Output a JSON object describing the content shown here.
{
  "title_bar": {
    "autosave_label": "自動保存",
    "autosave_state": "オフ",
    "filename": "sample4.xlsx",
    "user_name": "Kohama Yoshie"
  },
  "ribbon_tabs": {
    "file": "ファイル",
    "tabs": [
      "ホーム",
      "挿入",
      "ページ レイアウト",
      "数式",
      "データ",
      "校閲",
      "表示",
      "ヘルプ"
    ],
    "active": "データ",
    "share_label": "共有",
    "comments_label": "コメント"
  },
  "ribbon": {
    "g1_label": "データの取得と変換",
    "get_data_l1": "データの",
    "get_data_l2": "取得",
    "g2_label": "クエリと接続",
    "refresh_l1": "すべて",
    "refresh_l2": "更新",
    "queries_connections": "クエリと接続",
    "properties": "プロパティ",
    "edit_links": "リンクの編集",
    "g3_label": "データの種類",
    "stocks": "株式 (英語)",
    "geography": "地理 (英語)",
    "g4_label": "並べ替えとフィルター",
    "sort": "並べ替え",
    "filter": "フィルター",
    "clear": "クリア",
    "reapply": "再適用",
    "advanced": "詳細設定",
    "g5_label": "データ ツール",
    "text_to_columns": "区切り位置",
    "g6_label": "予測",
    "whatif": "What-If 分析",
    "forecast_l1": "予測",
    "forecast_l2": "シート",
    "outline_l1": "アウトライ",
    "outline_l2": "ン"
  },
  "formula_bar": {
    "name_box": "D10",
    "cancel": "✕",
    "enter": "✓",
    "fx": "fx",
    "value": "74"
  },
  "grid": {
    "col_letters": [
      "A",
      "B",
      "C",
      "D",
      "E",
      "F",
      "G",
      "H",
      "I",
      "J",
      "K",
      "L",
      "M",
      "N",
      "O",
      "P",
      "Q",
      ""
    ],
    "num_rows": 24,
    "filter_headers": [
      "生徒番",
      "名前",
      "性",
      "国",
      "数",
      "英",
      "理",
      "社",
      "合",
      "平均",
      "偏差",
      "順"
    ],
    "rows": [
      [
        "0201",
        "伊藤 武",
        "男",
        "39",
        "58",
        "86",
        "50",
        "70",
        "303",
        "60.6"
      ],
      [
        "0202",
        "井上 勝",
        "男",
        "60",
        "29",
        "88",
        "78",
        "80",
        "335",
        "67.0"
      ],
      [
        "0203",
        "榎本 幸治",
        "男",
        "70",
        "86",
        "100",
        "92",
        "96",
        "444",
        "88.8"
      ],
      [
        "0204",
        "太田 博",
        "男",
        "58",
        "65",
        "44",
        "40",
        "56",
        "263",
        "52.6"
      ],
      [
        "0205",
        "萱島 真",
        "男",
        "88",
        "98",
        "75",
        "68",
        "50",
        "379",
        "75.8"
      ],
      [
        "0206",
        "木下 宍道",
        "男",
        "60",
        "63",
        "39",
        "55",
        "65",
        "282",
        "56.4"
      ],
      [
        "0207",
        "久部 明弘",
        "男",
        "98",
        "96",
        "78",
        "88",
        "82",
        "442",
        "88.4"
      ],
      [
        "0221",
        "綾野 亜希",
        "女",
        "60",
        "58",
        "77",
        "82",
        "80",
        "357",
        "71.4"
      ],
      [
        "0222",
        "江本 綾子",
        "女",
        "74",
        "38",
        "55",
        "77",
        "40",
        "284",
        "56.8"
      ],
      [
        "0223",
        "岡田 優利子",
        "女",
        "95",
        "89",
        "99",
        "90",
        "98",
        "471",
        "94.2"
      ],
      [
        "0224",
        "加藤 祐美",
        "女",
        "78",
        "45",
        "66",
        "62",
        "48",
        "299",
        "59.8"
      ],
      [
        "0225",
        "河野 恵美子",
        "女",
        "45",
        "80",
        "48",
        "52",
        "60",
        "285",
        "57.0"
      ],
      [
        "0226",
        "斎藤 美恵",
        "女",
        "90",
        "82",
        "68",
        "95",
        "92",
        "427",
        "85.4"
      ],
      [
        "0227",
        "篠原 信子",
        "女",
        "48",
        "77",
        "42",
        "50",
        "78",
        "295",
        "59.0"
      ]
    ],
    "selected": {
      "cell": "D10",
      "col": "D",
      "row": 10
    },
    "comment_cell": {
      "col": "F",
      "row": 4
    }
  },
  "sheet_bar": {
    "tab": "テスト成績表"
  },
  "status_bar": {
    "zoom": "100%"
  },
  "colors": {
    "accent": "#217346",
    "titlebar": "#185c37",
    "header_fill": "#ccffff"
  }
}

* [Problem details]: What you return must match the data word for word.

* [Task result]:
Output a JSON object describing the content shown here.
{
  "title_bar": {
    "autosave_label": "自動保存",
    "autosave_state": "オフ",
    "filename": "sample4.xlsx",
    "user_name": "Kohama Yoshie"
  },
  "ribbon_tabs": {
    "file": "ファイル",
    "tabs": [
      "ホーム",
      "挿入",
      "ページ レイアウト",
      "数式",
      "データ",
      "校閲",
      "表示",
      "ヘルプ"
    ],
    "active": "データ",
    "share_label": "共有",
    "comments_label": "コメント"
  },
  "ribbon": {
    "g1_label": "データの取得と変換",
    "get_data_l1": "データの",
    "get_data_l2": "取得",
    "g2_label": "クエリと接続",
    "refresh_l1": "すべて",
    "refresh_l2": "更新",
    "queries_connections": "クエリと接続",
    "properties": "プロパティ",
    "edit_links": "リンクの編集",
    "g3_label": "データの種類",
    "stocks": "株式 (英語)",
    "geography": "地理 (英語)",
    "g4_label": "並べ替えとフィルター",
    "sort": "並べ替え",
    "filter": "フィルター",
    "clear": "クリア",
    "reapply": "再適用",
    "advanced": "詳細設定",
    "g5_label": "データ ツール",
    "text_to_columns": "区切り位置",
    "g6_label": "予測",
    "whatif": "What-If 分析",
    "forecast_l1": "予測",
    "forecast_l2": "シート",
    "outline_l1": "アウトライ",
    "outline_l2": "ン"
  },
  "formula_bar": {
    "name_box": "D10",
    "cancel": "✕",
    "enter": "✓",
    "fx": "fx",
    "value": "74"
  },
  "grid": {
    "col_letters": [
      "A",
      "B",
      "C",
      "D",
      "E",
      "F",
      "G",
      "H",
      "I",
      "J",
      "K",
      "L",
      "M",
      "N",
      "O",
      "P",
      "Q",
      ""
    ],
    "num_rows": 24,
    "filter_headers": [
      "生徒番",
      "名前",
      "性",
      "国",
      "数",
      "英",
      "理",
      "社",
      "合",
      "平均",
      "偏差",
      "順"
    ],
    "rows": [
      [
        "0201",
        "伊藤 武",
        "男",
        "39",
        "58",
        "86",
        "50",
        "70",
        "303",
        "60.6"
      ],
      [
        "0202",
        "井上 勝",
        "男",
        "60",
        "29",
        "88",
        "78",
        "80",
        "335",
        "67.0"
      ],
      [
        "0203",
        "榎本 幸治",
        "男",
        "70",
        "86",
        "100",
        "92",
        "96",
        "444",
        "88.8"
      ],
      [
        "0204",
        "太田 博",
        "男",
        "58",
        "65",
        "44",
        "40",
        "56",
        "263",
        "52.6"
      ],
      [
        "0205",
        "萱島 真",
        "男",
        "88",
        "98",
        "75",
        "68",
        "50",
        "379",
        "75.8"
      ],
      [
        "0206",
        "木下 宍道",
        "男",
        "60",
        "63",
        "39",
        "55",
        "65",
        "282",
        "56.4"
      ],
      [
        "0207",
        "久部 明弘",
        "男",
        "98",
        "96",
        "78",
        "88",
        "82",
        "442",
        "88.4"
      ],
      [
        "0221",
        "綾野 亜希",
        "女",
        "60",
        "58",
        "77",
        "82",
        "80",
        "357",
        "71.4"
      ],
      [
        "0222",
        "江本 綾子",
        "女",
        "74",
        "38",
        "55",
        "77",
        "40",
        "284",
        "56.8"
      ],
      [
        "0223",
        "岡田 優利子",
        "女",
        "95",
        "89",
        "99",
        "90",
        "98",
        "471",
        "94.2"
      ],
      [
        "0224",
        "加藤 祐美",
        "女",
        "78",
        "45",
        "66",
        "62",
        "48",
        "299",
        "59.8"
      ],
      [
        "0225",
        "河野 恵美子",
        "女",
        "45",
        "80",
        "48",
        "52",
        "60",
        "285",
        "57.0"
      ],
      [
        "0226",
        "斎藤 美恵",
        "女",
        "90",
        "82",
        "68",
        "95",
        "92",
        "427",
        "85.4"
      ],
      [
        "0227",
        "篠原 信子",
        "女",
        "48",
        "77",
        "42",
        "50",
        "78",
        "295",
        "59.0"
      ]
    ],
    "selected": {
      "cell": "D10",
      "col": "D",
      "row": 10
    },
    "comment_cell": {
      "col": "F",
      "row": 4
    }
  },
  "sheet_bar": {
    "tab": "テスト成績表"
  },
  "status_bar": {
    "zoom": "100%"
  },
  "colors": {
    "accent": "#217346",
    "titlebar": "#185c37",
    "header_fill": "#ccffff"
  }
}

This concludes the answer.